Jacobsen Creative Surfaces also have the Tarkett Tecsom range, another interesting and handy product. Although not classified as hard flooring, to my mind it crosses the divide between hard and soft flooring. It is modular carpet that comes in tile format with a recycled vinyl backing system. This provides the product dimensional stability so it will not shrink or fray, while the modular format allows for greater design possibilities, easy installation and access to underfloor compartments. Should a section become marked or damaged, the
tiles concerned can be quickly removed and replaced.

The benefits of cork flooring are widely recognised. A natural, renewable resource, the cork oak tree is not cut down, but instead  the cork is harvested off the trees every nine years. It is eco-friendly and non toxic – ideal for sufferers of asthma and allergies as it does not harbour dust mites or pollens. A cork floor is naturally warm, dampens noise and can be made completely waterproof.

Its strength is partly determined by the varnish that is applied to it. Aesthetically, cork can look good in a traditional setting, yet is just as comfortable in a contemporary décor. There are now a wide variety of colours, colour washes and even stunning metallic paint finishes. These days one really has to look twice to identify the product.

For the utmost in luxury and quality, natural stone flooring is in a class of its own. It’s widely accepted that stone is expected to have natural imperfections and this simply adds to its beauty. Stone floors such as granite or marble look best when the pattern, texture and scale of the stone are in proportion to the space and in keeping with the architecture. The bigger the slab or tile is, the better it will show off the material’s natural characteristics. Within the marine industry, where weight is an issue yet opulence is still called for, granite and marble can be sliced thinly and bonded to a metal back plate for strength and lightness.

Slate is very identifiable flooring. Although cold to touch, its appearance is enhanced by the warmth of its natural colourations.

A single slate tile can have a large diversity of colour present – from browns and ochre shades to the catch phrase “slate grey”. It is an economic and non-porous alternative to granite and marble, is relatively stain resistant and can be left without a sealant.

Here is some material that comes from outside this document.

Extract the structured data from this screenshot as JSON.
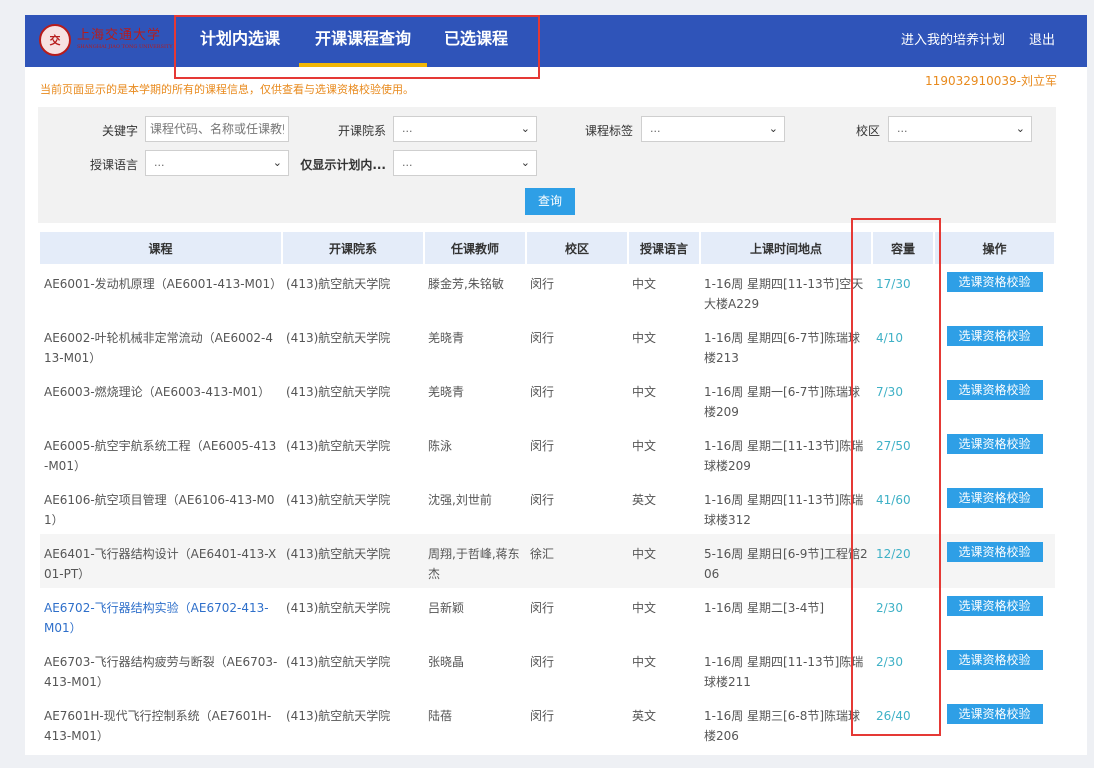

Amazingly, scratches and stains can be removed with sandpaper. Placed within modern architecture, slate definitely take on a contemporary look. Vinyl flooring, or linoleum to the discerning, is certainly not what it used to be. Many designs still feature floral or embossed patterns, such as the image of quarry tiles imprinted onto the surface of the vinyl. However, this type of flooring has now reached another level. Further research and development has meant that
it now has a strong, individual and cutting edge identity. Source Mondial, an Auckland-based company, has the latest advancement in this area. It is a PVC/fibreglass flooring range called 2TEC2. From a distance, it looks like woven fabric, yet it has all the characteristics of a very tough flooring product. 2TEC2 is colourfast, waterproof, antistatic, fire-retardant, temperature and moisture indifferent. It’s recyclable and, of course, extremely stylish.

New and innovative tile designs constantly catch my eye. Ceramic tile designs are continuing to look more and more like stone and, with tile sizes becoming larger, the resemblance is even closer. An emerging trend in ceramic tiles is texture and pattern.

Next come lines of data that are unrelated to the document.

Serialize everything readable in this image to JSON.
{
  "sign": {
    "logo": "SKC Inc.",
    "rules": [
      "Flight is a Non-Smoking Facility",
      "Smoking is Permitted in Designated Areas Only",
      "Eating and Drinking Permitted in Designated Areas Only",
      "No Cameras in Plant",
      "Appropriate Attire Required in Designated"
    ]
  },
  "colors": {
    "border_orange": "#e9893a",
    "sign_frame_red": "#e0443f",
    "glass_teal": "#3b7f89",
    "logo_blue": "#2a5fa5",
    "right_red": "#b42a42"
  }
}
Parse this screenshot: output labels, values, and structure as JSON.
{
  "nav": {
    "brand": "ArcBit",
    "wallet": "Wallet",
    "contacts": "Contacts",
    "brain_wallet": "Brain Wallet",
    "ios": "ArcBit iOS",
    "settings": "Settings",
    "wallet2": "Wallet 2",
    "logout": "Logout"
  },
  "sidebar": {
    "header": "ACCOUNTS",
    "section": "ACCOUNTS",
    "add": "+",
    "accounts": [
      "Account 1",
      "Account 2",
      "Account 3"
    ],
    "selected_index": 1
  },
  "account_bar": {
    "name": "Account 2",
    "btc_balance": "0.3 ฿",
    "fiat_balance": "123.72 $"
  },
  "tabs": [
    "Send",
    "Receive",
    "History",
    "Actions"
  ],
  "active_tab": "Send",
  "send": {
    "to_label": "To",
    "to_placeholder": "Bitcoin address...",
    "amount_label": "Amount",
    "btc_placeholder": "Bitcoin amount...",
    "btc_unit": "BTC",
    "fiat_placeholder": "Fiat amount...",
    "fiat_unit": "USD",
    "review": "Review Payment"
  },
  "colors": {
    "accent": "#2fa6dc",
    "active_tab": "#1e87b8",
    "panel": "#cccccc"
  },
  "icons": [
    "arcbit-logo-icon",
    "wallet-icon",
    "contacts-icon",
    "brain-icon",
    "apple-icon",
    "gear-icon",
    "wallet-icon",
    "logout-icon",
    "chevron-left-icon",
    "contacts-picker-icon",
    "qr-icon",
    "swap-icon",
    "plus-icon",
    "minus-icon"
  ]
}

You can now buy tiles with, dare I say it, a timber grain or fabric effect! Quarry tiles continue to make for an enduring and beautiful floor. These tiles are never glazed. To protect from stains the tile can be sealed with a clear sealant that does not detract from the raw and pared-back look that makes this product so special. Each type of flooring is subject to the fluctuation of trends.

Inspiration and ideas are borrowed from one type of flooring to another and, in turn, synthetic flooring uses nature for inspiration.

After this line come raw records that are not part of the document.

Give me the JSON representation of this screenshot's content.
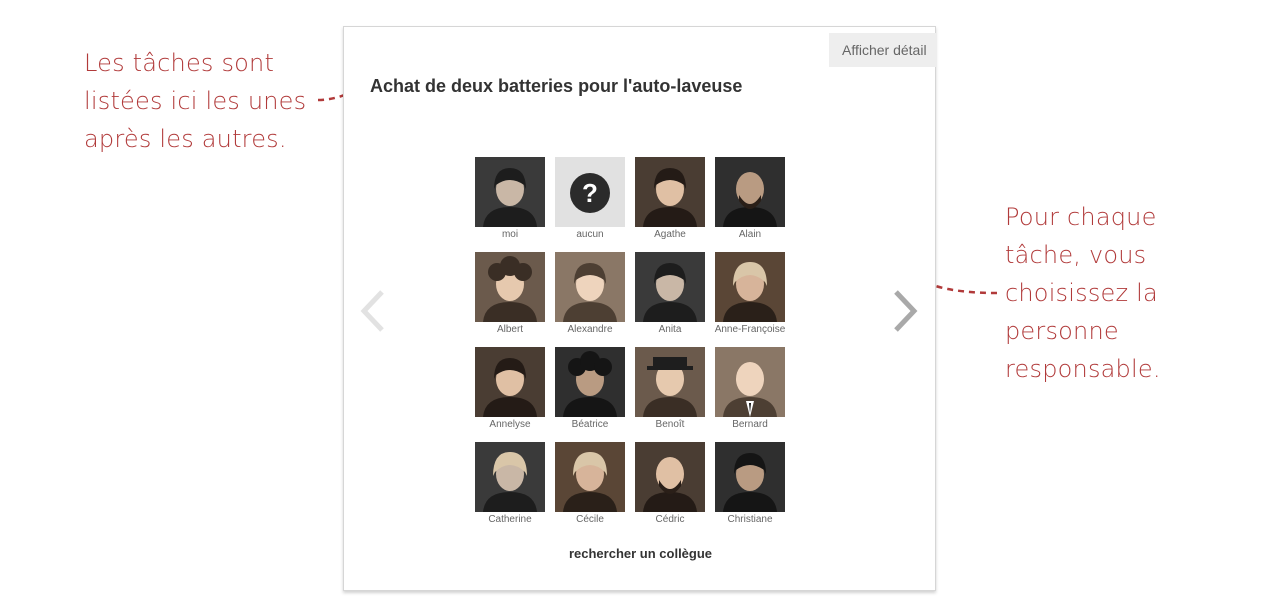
{
  "card": {
    "detail_button_label": "Afficher détail",
    "task_title": "Achat de deux batteries pour l'auto-laveuse",
    "search_link_label": "rechercher un collègue",
    "people": [
      {
        "name": "moi",
        "avatar": "person-dark-hair"
      },
      {
        "name": "aucun",
        "avatar": "question-icon"
      },
      {
        "name": "Agathe",
        "avatar": "person-dark-hair"
      },
      {
        "name": "Alain",
        "avatar": "person-beard"
      },
      {
        "name": "Albert",
        "avatar": "person-curly-hair"
      },
      {
        "name": "Alexandre",
        "avatar": "person-dark-hair"
      },
      {
        "name": "Anita",
        "avatar": "person-dark-hair"
      },
      {
        "name": "Anne-Françoise",
        "avatar": "person-light-hair"
      },
      {
        "name": "Annelyse",
        "avatar": "person-dark-hair"
      },
      {
        "name": "Béatrice",
        "avatar": "person-curly-hair"
      },
      {
        "name": "Benoît",
        "avatar": "person-hat"
      },
      {
        "name": "Bernard",
        "avatar": "person-suit"
      },
      {
        "name": "Catherine",
        "avatar": "person-light-hair"
      },
      {
        "name": "Cécile",
        "avatar": "person-light-hair"
      },
      {
        "name": "Cédric",
        "avatar": "person-beard"
      },
      {
        "name": "Christiane",
        "avatar": "person-dark-hair"
      }
    ]
  },
  "annotations": {
    "left_note": [
      "Les tâches sont",
      "listées ici les unes",
      "après les autres."
    ],
    "right_note": [
      "Pour chaque",
      "tâche, vous",
      "choisissez la",
      "personne",
      "responsable."
    ]
  },
  "colors": {
    "annotation": "#b13a3a",
    "button_bg": "#eeeeee",
    "text_dark": "#333333"
  }
}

One thing’s for sure … I hope I never see carpet that looks like timber. Some things are best left in the form that they were intended!